The goal of treatment for RRP is keeping the airway safe. This is done by repeated removal of RRP. In a small number of children with very severe disease, a tracheotomy may be needed to maintain a safe airway. This is quite rare, however. Surgical treatment will not cure RRP but is the most common treatment for RRP until the child’s immune system fights off the virus (HPV) and the RRP decreases.
Many surgical treatments exist for removing RRP. Lasers are able to destroy the RRP tissue. Mechanical shavers (microdebriders) allow RRP to be suctioned and cut free from the nearby tissue with great accuracy.
Other types of treatment have also been explored in the treatment of RRP. None of these have consistent results. Cidofovir is an antiviral medication that acts against DNA viruses. The use of injections of this medication into the RRP is being studied.
The control of esophageal reflux disease with medications has also been helpful in the treatment and slowing of virus activity in some patients.
The history of RRP is naturally solved in time in most children. When this will occur is unknown. Surgery is needed to keep a safe airway until the RRP lessens. Though treatments used should not create damage to nearby airway structures, any surgery can have problems. Movement of RRP into the trachea and lungs can occur.
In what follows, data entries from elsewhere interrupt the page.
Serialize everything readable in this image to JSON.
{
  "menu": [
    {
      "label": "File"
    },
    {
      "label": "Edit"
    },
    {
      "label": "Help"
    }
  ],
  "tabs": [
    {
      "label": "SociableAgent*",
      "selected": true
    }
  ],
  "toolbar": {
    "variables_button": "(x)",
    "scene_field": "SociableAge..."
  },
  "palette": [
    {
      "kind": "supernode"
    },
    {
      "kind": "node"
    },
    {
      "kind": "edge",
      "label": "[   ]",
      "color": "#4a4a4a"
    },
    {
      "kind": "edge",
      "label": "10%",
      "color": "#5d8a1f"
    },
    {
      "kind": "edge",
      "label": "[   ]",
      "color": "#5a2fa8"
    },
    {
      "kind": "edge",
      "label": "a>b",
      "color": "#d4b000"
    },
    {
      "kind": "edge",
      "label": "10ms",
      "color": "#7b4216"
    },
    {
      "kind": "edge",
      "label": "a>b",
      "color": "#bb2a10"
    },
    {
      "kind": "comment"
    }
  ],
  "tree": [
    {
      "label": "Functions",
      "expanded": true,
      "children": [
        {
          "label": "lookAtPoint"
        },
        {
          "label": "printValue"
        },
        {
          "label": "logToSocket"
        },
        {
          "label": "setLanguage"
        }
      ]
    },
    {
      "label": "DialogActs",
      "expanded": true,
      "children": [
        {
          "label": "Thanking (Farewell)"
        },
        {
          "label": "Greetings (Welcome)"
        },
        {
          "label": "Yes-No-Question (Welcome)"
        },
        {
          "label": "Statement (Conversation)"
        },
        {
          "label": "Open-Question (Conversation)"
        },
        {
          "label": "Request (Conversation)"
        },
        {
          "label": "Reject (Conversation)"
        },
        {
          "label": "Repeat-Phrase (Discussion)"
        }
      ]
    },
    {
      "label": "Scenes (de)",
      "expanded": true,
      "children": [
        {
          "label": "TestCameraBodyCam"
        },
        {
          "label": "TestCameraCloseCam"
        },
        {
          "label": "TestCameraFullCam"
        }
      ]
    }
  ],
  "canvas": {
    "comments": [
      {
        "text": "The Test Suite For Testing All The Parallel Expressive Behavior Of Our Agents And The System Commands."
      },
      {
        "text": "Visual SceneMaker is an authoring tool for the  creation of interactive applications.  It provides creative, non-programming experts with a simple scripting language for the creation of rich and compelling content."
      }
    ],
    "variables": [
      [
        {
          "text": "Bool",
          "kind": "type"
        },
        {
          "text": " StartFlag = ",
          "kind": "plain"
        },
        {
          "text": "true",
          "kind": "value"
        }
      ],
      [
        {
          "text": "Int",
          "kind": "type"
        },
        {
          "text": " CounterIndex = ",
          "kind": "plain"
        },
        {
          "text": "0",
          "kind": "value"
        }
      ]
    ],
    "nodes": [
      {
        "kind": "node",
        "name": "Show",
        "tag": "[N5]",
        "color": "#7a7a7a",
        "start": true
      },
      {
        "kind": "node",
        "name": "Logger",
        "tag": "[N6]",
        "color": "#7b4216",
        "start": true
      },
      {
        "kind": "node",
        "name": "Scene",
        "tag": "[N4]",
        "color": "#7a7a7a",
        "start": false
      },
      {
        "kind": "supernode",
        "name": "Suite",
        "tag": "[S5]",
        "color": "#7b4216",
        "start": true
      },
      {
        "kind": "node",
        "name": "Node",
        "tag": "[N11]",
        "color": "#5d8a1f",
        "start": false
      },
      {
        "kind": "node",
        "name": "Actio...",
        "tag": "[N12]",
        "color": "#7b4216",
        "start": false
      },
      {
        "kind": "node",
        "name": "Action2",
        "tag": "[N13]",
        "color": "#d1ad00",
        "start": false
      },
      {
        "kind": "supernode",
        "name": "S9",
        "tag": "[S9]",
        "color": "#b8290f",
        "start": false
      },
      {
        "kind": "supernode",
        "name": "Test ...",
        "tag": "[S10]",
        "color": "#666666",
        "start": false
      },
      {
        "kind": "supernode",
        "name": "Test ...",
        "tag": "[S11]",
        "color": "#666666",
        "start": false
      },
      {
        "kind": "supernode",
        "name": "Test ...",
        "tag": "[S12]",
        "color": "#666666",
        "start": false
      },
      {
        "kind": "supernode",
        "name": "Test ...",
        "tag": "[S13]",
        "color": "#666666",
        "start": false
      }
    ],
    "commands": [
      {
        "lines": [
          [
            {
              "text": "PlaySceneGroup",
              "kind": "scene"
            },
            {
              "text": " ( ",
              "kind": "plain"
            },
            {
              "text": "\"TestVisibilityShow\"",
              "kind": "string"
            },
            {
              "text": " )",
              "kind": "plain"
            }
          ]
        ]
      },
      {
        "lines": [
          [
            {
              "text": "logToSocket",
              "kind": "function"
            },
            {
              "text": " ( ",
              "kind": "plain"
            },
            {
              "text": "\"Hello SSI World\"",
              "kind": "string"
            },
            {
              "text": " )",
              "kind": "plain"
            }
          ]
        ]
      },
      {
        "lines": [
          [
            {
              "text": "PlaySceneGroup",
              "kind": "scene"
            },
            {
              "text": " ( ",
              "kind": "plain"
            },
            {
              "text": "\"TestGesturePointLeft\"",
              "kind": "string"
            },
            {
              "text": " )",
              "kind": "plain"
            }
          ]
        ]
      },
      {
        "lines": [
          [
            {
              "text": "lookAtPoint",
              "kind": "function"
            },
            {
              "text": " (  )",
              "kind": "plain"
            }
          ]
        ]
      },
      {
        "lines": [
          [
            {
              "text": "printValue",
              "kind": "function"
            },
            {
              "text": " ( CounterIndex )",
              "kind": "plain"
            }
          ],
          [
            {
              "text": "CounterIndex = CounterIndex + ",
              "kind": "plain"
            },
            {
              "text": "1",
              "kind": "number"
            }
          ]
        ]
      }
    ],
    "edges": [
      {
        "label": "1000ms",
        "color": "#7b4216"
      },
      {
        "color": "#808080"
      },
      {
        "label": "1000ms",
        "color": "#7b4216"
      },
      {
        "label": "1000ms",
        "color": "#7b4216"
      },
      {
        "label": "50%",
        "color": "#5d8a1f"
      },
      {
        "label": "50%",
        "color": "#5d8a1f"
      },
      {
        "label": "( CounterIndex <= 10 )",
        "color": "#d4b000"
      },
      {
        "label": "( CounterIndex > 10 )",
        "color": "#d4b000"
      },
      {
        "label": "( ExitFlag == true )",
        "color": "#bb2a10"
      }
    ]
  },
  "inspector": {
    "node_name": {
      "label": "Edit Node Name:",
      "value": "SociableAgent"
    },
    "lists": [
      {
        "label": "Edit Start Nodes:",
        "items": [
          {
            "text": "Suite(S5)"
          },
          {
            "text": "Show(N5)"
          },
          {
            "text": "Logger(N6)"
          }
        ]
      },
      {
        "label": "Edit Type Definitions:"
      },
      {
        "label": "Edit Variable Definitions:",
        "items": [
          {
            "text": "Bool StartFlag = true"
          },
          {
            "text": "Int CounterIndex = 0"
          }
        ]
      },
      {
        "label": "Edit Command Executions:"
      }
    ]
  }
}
This makes treatment of the disease much more difficult, and life-threatening problems may develop.